Virginia Pascual Receives Lupus Insight Prize for Work on Events That Lead to Flare-ups
New York researcher Virginia Pascual has received the $150,000 Lupus Insight Prize for work that promises to improve our understanding of events leading to the disease’s flare-ups.
Pascual is a pioneer in lupus biomarkers, or molecular signals of the disease. She was recently appointed founding director of the Gale and Ira Drukier Institute for Children’s Health at Weill Cornell Medicine in New York City.
The Lupus Research Alliance, which sponsors the prize, awarded it to her at the annual meeting of the Federation of Clinical Immunology Societies in Chicago, June 14-17.
“Dr. Pascual was selected for the Insight Prize because of her scientific vision and dedication to improving the lives and health of all those living with or at risk of lupus,” Margaret Dowd, the alliance’s co-president and co-chief executive officer, said in a press release. “Her work is creating a paradigm shift in the lupus field by opening new avenues for personalized drug development and pointing the way to better, more effective clinical trial design.”
Pascual will use the prize to analyze regularly collected blood samples from children with lupus. By collecting samples before a flare-up appears, her team hopes to identify biomarkers of lupus’ earliest stages.
One of their research tools will be a technology that can dissect gene expression in one cell at a time. Expression is the process by which information from a gene is used to create a functional product like a protein.
“Dr. Pascual’s 2017 Lupus Insight Prize builds on her transformative biomarker discoveries to identify the changes in blood cells that occur as lupus progresses from remission, when symptoms are lessened, to a disease flare, when symptoms are worse,” said Kenneth M. Farber, the Lupus Research Alliance’s other co-president and co-CEO.
The research will start with children whose lupus is inactive at the time the study begins. Pascual’s team hopes the research reveals molecular processes that drug developers can target. The ultimate goal is therapies that can prevent flare-ups, which can damage vital organs.
Pascual has worked with children who have lupus for 25 years. Her studies of biomarkers are generating new road maps for lupus research that could lead to earlier and better diagnostic tools and tailored approaches to treatment.
In 2016, her team identified changes in children’s blood samples over time that doctors could use as biomarkers of lupus activity. The breakthrough led to the team developing seven categories of lupus in children, each with its own patterns of biomarkers.

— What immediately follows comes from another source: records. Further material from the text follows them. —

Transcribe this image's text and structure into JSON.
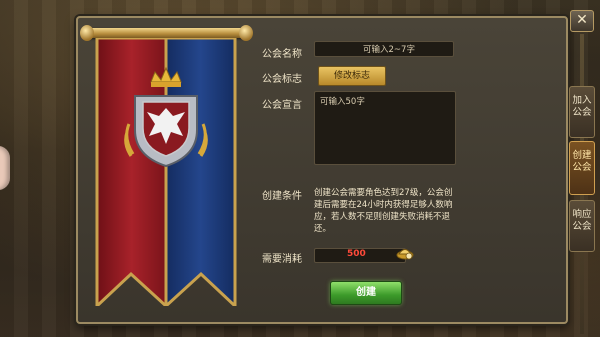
{
  "form": {
    "name_label": "公会名称",
    "name_placeholder": "可输入2~7字",
    "emblem_label": "公会标志",
    "emblem_button": "修改标志",
    "declaration_label": "公会宣言",
    "declaration_placeholder": "可输入50字",
    "conditions_label": "创建条件",
    "conditions_text": "创建公会需要角色达到27级，公会创建后需要在24小时内获得足够人数响应，若人数不足则创建失败消耗不退还。",
    "cost_label": "需要消耗",
    "cost_value": "500",
    "create_button": "创建"
  },
  "side_tabs": [
    {
      "label": "加入公会",
      "active": false
    },
    {
      "label": "创建公会",
      "active": true
    },
    {
      "label": "响应公会",
      "active": false
    }
  ],
  "close_label": "✕",
  "icons": {
    "emblem": "eagle-shield-crown-icon",
    "coin": "gold-ingot-icon",
    "close": "close-icon"
  },
  "colors": {
    "banner_red": "#9a1e24",
    "banner_blue": "#1d3a7a",
    "cost_text": "#ff4a3a",
    "create_button": "#3c9a2a",
    "emblem_button": "#d8ac48"
  }
}
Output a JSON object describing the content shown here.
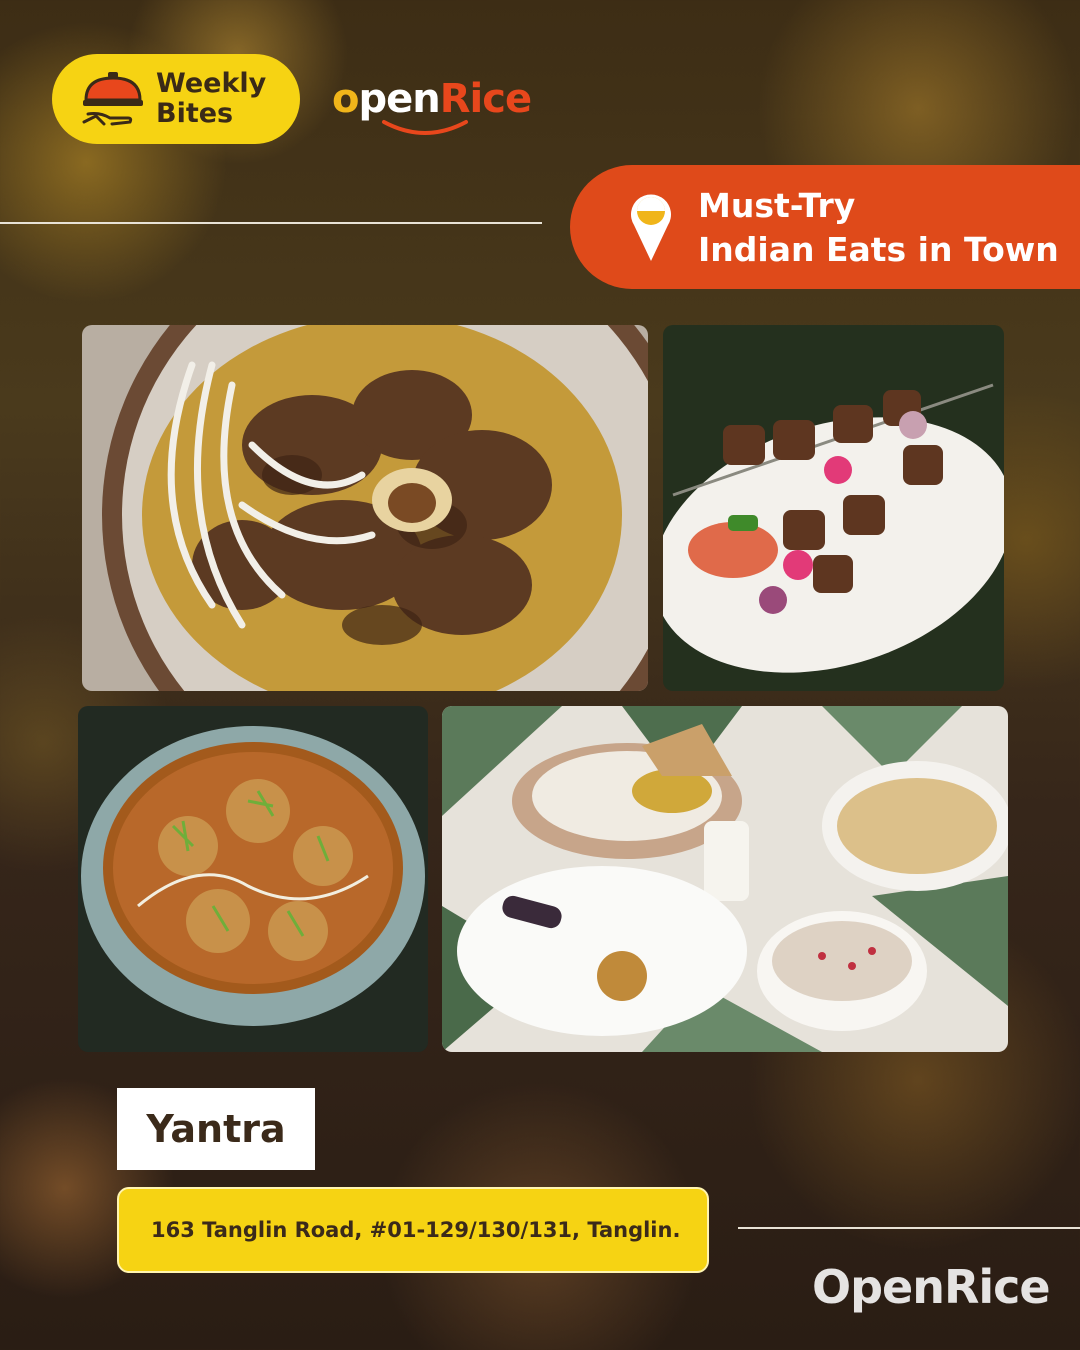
{
  "header": {
    "badge": {
      "line1": "Weekly",
      "line2": "Bites",
      "icon": "cloche-hand-icon"
    },
    "brand": {
      "o": "o",
      "pen": "pen",
      "rice": "Rice"
    }
  },
  "tag": {
    "line1": "Must-Try",
    "line2": "Indian Eats in Town",
    "icon": "location-pin-icon"
  },
  "photos": [
    {
      "name": "mutton-curry-photo"
    },
    {
      "name": "kebab-skewer-photo"
    },
    {
      "name": "kofta-curry-photo"
    },
    {
      "name": "thali-spread-photo"
    }
  ],
  "restaurant": {
    "name": "Yantra",
    "address": "163 Tanglin Road, #01-129/130/131, Tanglin."
  },
  "footer": {
    "logo": "OpenRice"
  },
  "colors": {
    "yellow": "#f6d313",
    "orange": "#df4a1a",
    "dark": "#3b2a1a"
  }
}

The categories amounted to the first model of the disease’s course. The breakthrough overcame a huge obstacle in lupus research and care — an inability to predict when and where it was heading. The difficulty is that lupus varies from patient to patient. It has diverse symptoms, progresses through different remission and flare-up cycles, and its severity differs with the person.

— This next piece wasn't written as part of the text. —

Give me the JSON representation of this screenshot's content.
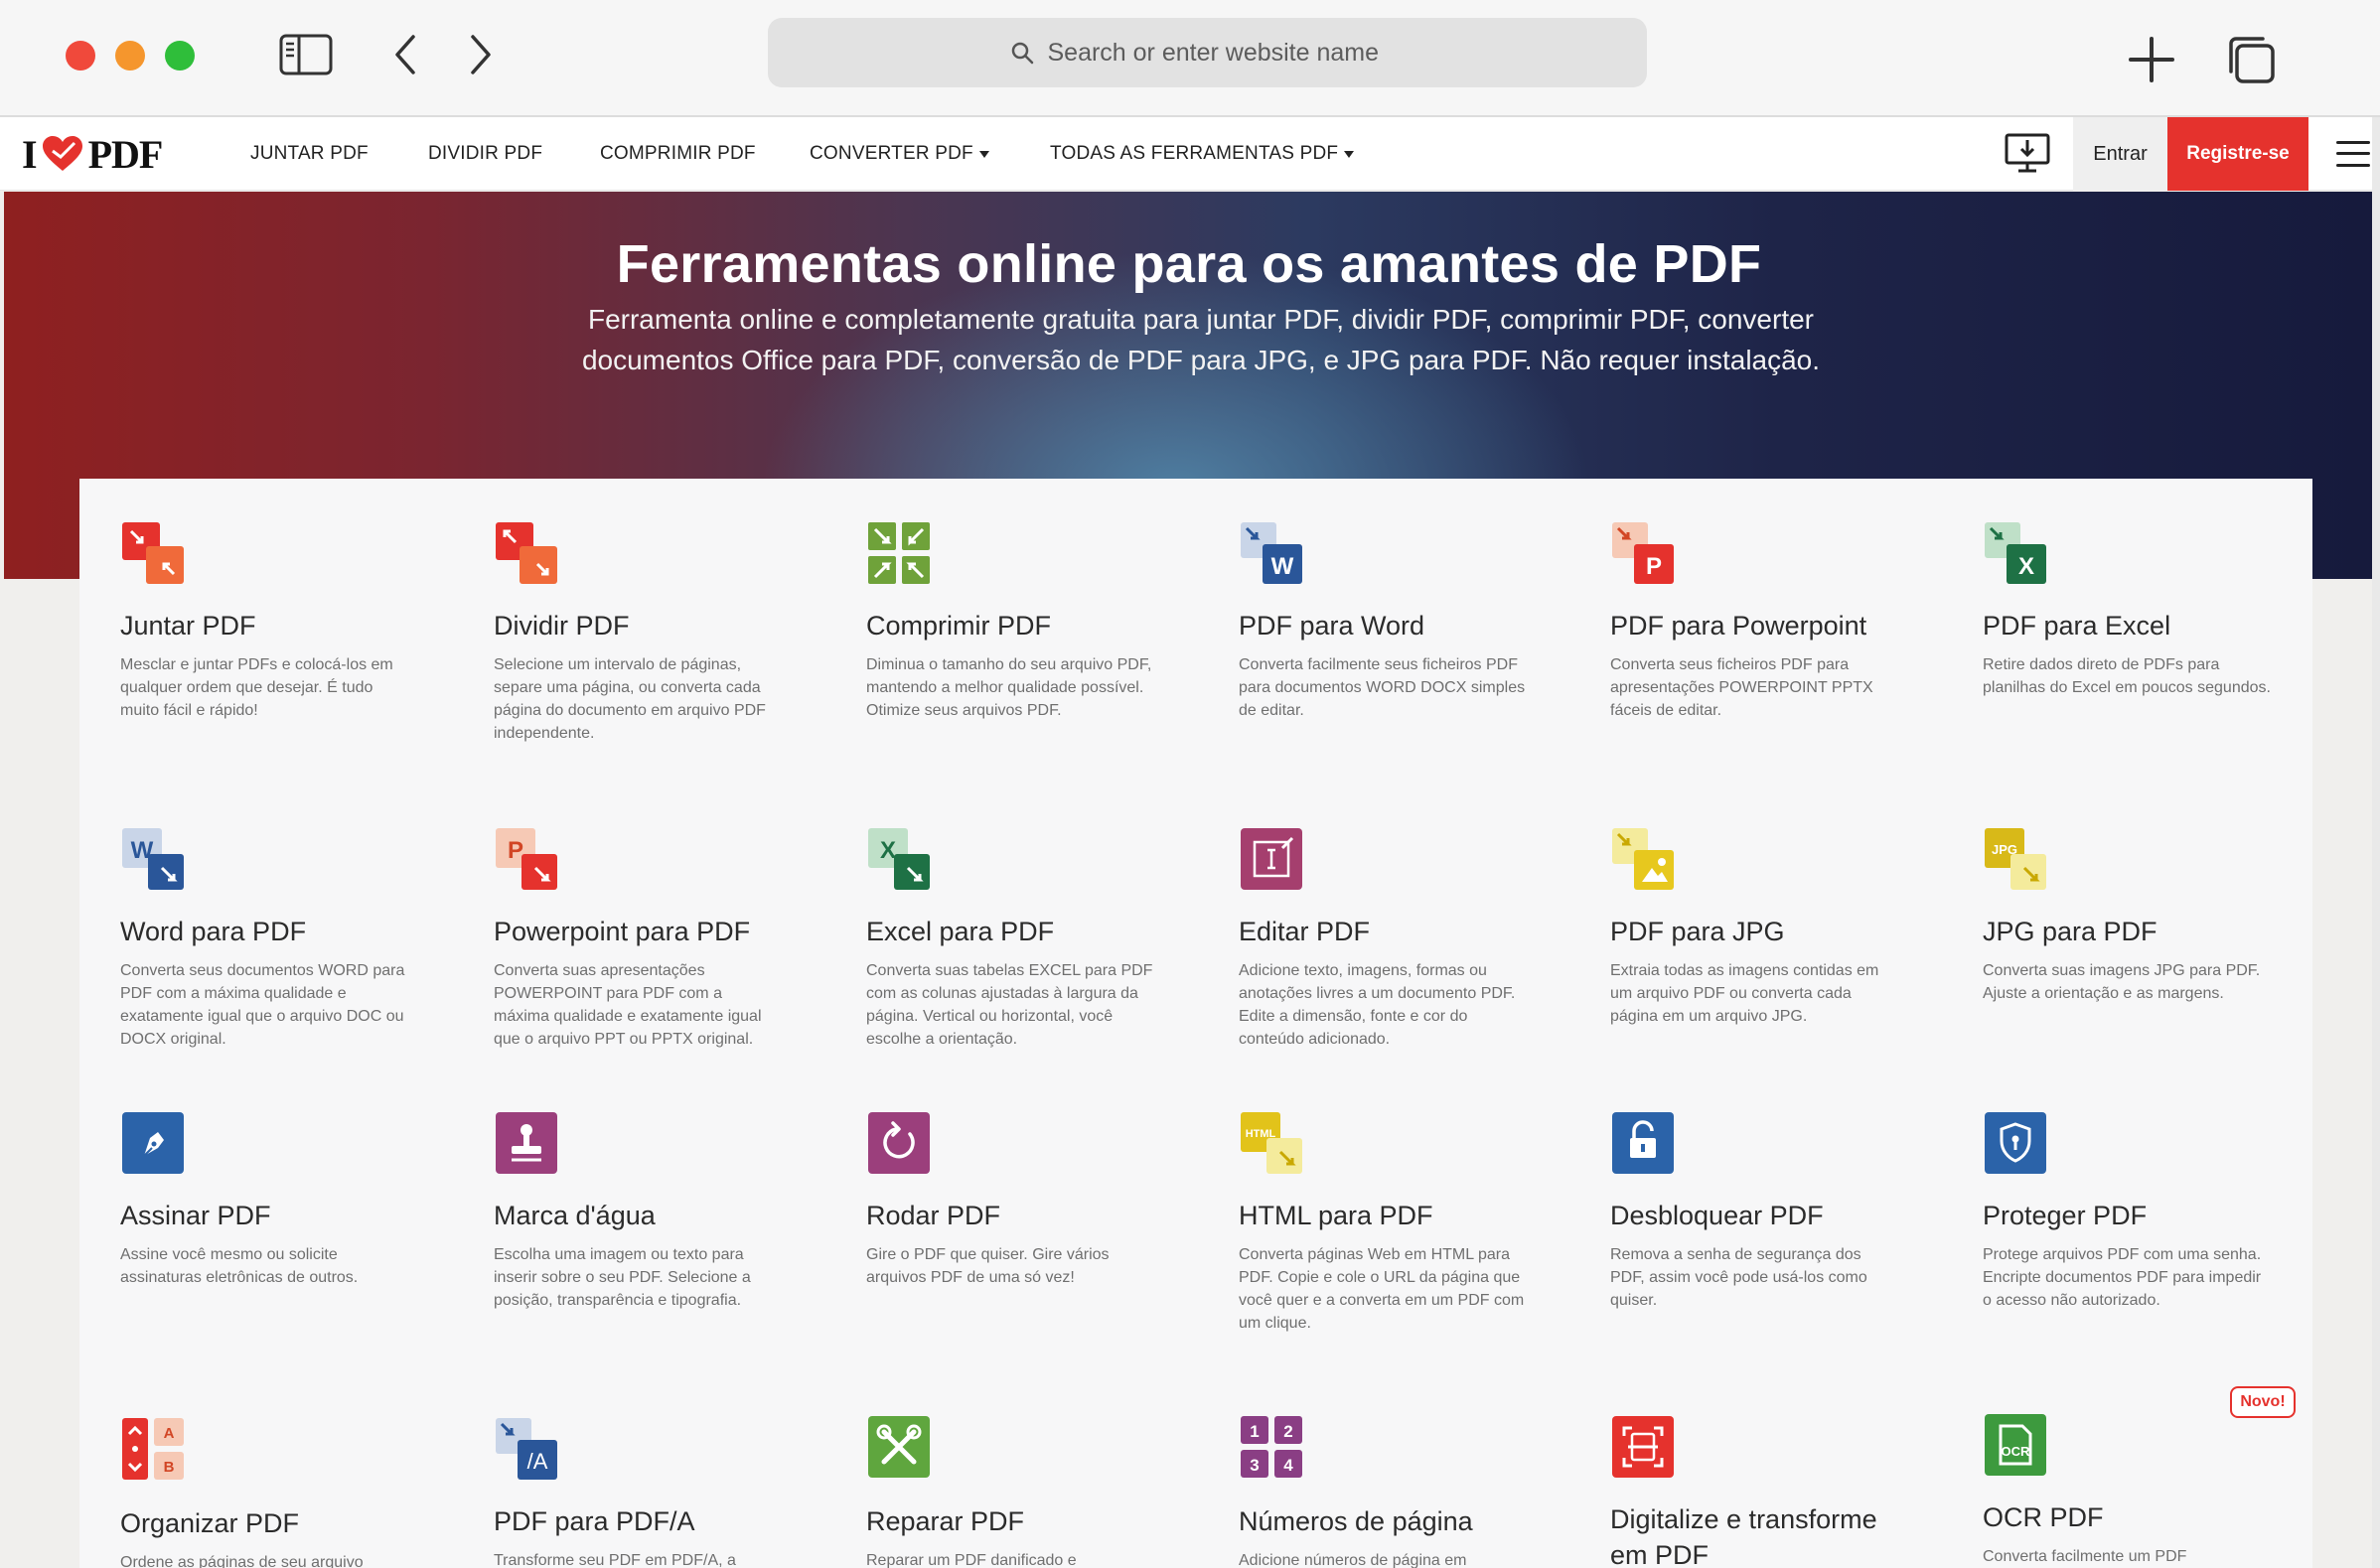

Lupus’ variability is a major reason why many therapies have failed in clinical trials. Pascual’s work could result in tailored therapies that can be tested in trials of patients with particular biomarker patterns.
The Lupus Insight Prize recognizes innovative research that leads to important new understandings of lupus or major advances in the disease’s diagnosis and treatment.